Care urged in taking modified-release paracetamol
Paracetamol overdose accounts for up to 20% of poisonings presenting to Australian and North American emergency departments.
Modified-release paracetamol taken for osteoarthritis has been on the Australian market since 2001, and listed on the PBS since 2008.
A study of people who intentionally take more than the recommended dose warns that the current pack size of the medication may put patients at risk of larger overdose.
The study by, clinical toxicologist and emergency physician Professor Andis Graudins, from the School of Clinical Sciences at Monash Health and Monash University, is published as an Early View article in Emergency Medicine Australasia, the journal of the Australasian College for Emergency Medicine.
This is the first case series to describe poisoning with this formulation of paracetamol in a larger patient group.
Between October 2009 and September 2013, 42 cases of poisoning with modified-release paracetamol were identified in patients attending Monash Health Emergency Departments.
This is about 5% of all the cases of paracetamol seen in that time period.
Twenty-seven were large acute ingestions of modified-release paracetamol who received immediate treatment.
Four patients requiring treatment had an initial blood paracetamol reading that was non-toxic. Treatment was required because the blood paracetamol concentration later increased into the toxic range.
The delay in toxicity is related to the modified-release nature of the formulation.

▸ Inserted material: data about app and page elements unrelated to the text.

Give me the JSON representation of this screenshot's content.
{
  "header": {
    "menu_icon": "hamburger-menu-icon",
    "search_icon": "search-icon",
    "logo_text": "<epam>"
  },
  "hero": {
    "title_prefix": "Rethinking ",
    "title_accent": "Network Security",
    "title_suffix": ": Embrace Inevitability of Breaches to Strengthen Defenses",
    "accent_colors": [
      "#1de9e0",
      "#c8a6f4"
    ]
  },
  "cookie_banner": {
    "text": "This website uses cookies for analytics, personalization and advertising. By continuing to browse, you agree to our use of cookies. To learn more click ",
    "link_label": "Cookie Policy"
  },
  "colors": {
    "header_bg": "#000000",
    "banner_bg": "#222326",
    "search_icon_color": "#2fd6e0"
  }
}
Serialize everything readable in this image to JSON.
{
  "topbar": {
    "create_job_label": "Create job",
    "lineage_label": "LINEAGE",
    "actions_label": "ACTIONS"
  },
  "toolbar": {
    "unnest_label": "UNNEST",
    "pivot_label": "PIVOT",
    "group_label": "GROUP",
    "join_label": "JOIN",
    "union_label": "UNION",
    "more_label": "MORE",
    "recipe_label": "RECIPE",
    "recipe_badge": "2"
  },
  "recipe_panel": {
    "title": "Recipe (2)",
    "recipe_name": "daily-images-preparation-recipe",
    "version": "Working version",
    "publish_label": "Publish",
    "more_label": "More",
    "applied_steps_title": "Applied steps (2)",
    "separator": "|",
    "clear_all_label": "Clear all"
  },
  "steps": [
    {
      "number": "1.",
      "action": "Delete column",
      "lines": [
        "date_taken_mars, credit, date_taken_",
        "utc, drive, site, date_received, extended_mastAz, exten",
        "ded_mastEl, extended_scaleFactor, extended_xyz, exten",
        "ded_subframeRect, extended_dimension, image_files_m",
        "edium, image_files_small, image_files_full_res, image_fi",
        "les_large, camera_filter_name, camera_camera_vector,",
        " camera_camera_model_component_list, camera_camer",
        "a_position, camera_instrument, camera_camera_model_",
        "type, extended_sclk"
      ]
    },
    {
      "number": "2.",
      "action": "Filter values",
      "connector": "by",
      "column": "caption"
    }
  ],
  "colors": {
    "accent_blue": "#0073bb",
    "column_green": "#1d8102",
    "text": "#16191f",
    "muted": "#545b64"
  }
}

Professor Graudins said most people with overdose of modified-release paracetamol are easily recognised and treated, but vigilance is required by doctors to ensure poisoning is not missed in the small number who have late rises in their blood paracetamol concentrations that indicate the need for treatment.